***** EXERCISE MATERIALS *****
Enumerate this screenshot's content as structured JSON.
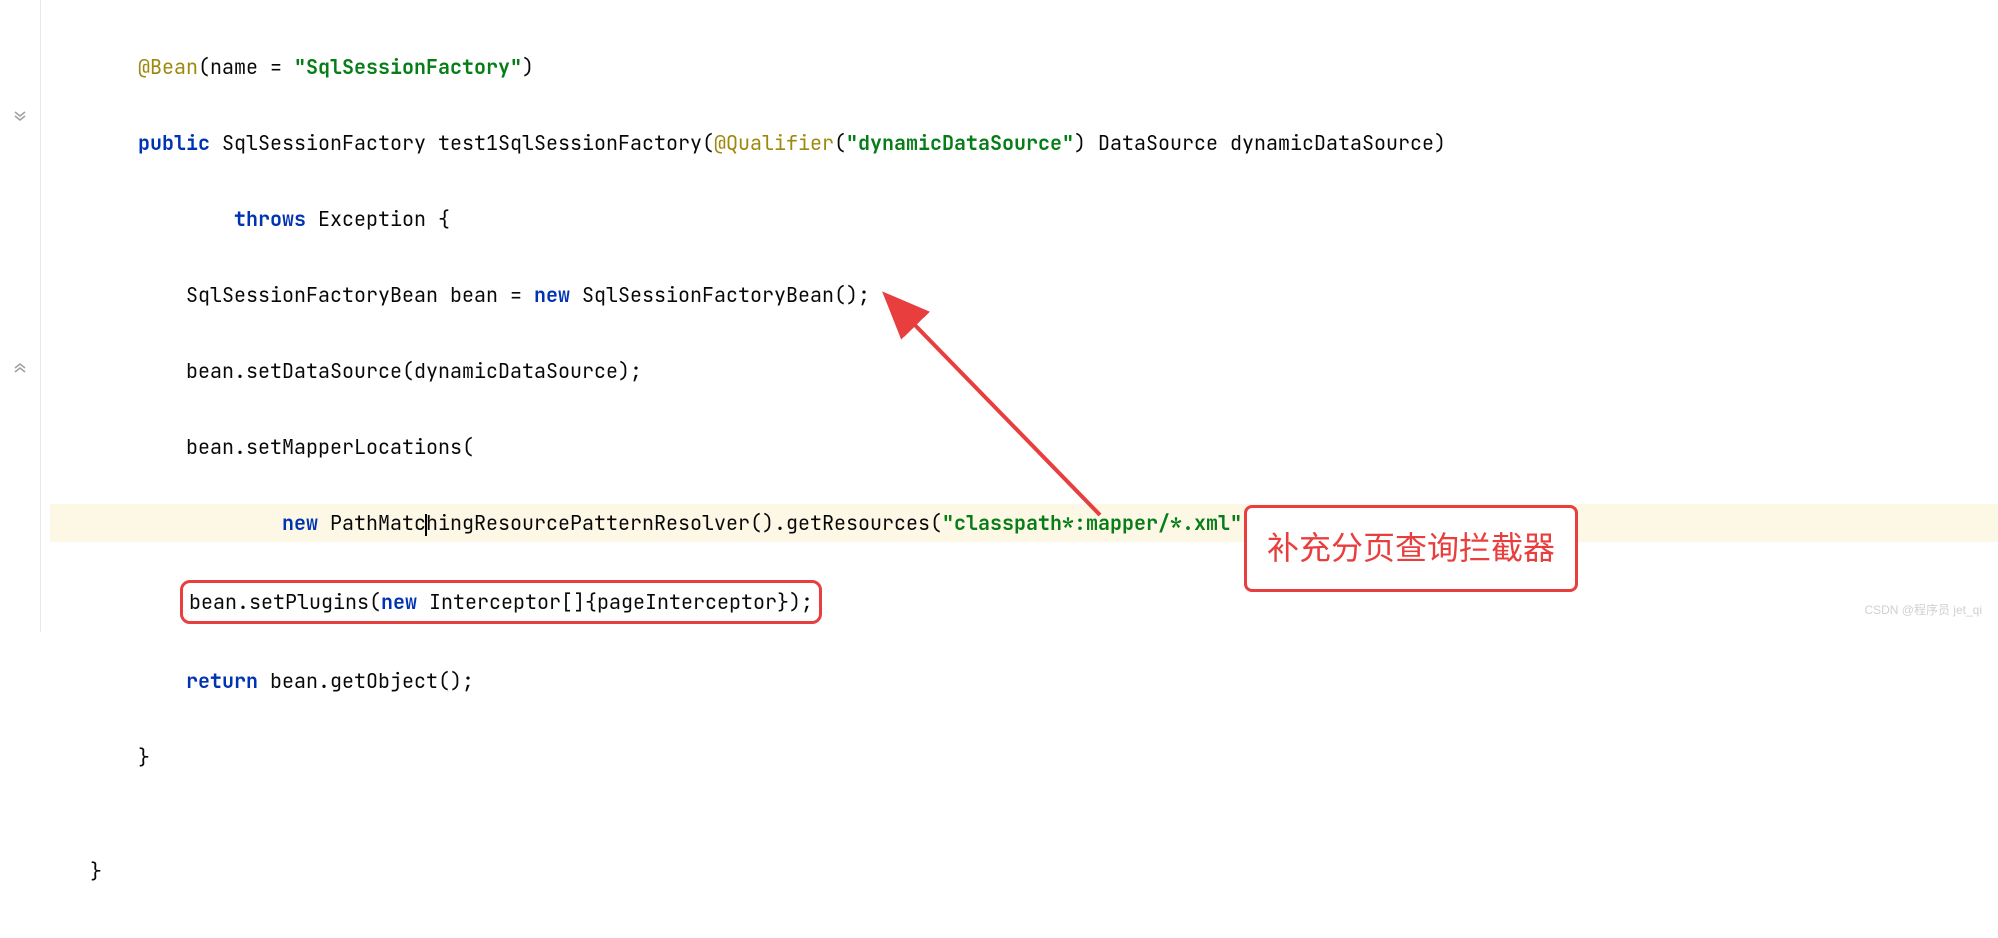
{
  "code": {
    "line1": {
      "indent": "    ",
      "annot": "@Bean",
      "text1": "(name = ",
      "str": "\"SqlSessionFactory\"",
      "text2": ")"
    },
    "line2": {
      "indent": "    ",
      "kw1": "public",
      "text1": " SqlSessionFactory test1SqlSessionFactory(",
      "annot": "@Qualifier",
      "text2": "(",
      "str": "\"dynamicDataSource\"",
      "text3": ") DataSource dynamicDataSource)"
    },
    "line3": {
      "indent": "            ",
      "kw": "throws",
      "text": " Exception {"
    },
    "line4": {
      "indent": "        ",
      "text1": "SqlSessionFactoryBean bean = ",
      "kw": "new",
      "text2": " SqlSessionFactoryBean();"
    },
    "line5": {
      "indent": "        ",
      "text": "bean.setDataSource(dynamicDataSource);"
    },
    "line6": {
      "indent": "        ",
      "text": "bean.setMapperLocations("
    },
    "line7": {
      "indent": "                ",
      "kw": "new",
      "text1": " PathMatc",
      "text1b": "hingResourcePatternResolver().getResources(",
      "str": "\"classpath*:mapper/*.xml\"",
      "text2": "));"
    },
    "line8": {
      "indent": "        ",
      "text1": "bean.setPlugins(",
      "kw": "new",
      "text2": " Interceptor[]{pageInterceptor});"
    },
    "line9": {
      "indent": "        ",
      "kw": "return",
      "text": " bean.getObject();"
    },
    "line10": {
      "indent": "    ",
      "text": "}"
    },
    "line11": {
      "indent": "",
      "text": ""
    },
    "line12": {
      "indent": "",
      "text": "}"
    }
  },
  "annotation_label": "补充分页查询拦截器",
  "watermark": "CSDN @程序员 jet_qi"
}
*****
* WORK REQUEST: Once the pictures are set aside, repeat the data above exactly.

* WRITTEN REPLY:
Enumerate this screenshot's content as structured JSON.
{
  "code": {
    "line1": {
      "indent": "    ",
      "annot": "@Bean",
      "text1": "(name = ",
      "str": "\"SqlSessionFactory\"",
      "text2": ")"
    },
    "line2": {
      "indent": "    ",
      "kw1": "public",
      "text1": " SqlSessionFactory test1SqlSessionFactory(",
      "annot": "@Qualifier",
      "text2": "(",
      "str": "\"dynamicDataSource\"",
      "text3": ") DataSource dynamicDataSource)"
    },
    "line3": {
      "indent": "            ",
      "kw": "throws",
      "text": " Exception {"
    },
    "line4": {
      "indent": "        ",
      "text1": "SqlSessionFactoryBean bean = ",
      "kw": "new",
      "text2": " SqlSessionFactoryBean();"
    },
    "line5": {
      "indent": "        ",
      "text": "bean.setDataSource(dynamicDataSource);"
    },
    "line6": {
      "indent": "        ",
      "text": "bean.setMapperLocations("
    },
    "line7": {
      "indent": "                ",
      "kw": "new",
      "text1": " PathMatc",
      "text1b": "hingResourcePatternResolver().getResources(",
      "str": "\"classpath*:mapper/*.xml\"",
      "text2": "));"
    },
    "line8": {
      "indent": "        ",
      "text1": "bean.setPlugins(",
      "kw": "new",
      "text2": " Interceptor[]{pageInterceptor});"
    },
    "line9": {
      "indent": "        ",
      "kw": "return",
      "text": " bean.getObject();"
    },
    "line10": {
      "indent": "    ",
      "text": "}"
    },
    "line11": {
      "indent": "",
      "text": ""
    },
    "line12": {
      "indent": "",
      "text": "}"
    }
  },
  "annotation_label": "补充分页查询拦截器",
  "watermark": "CSDN @程序员 jet_qi"
}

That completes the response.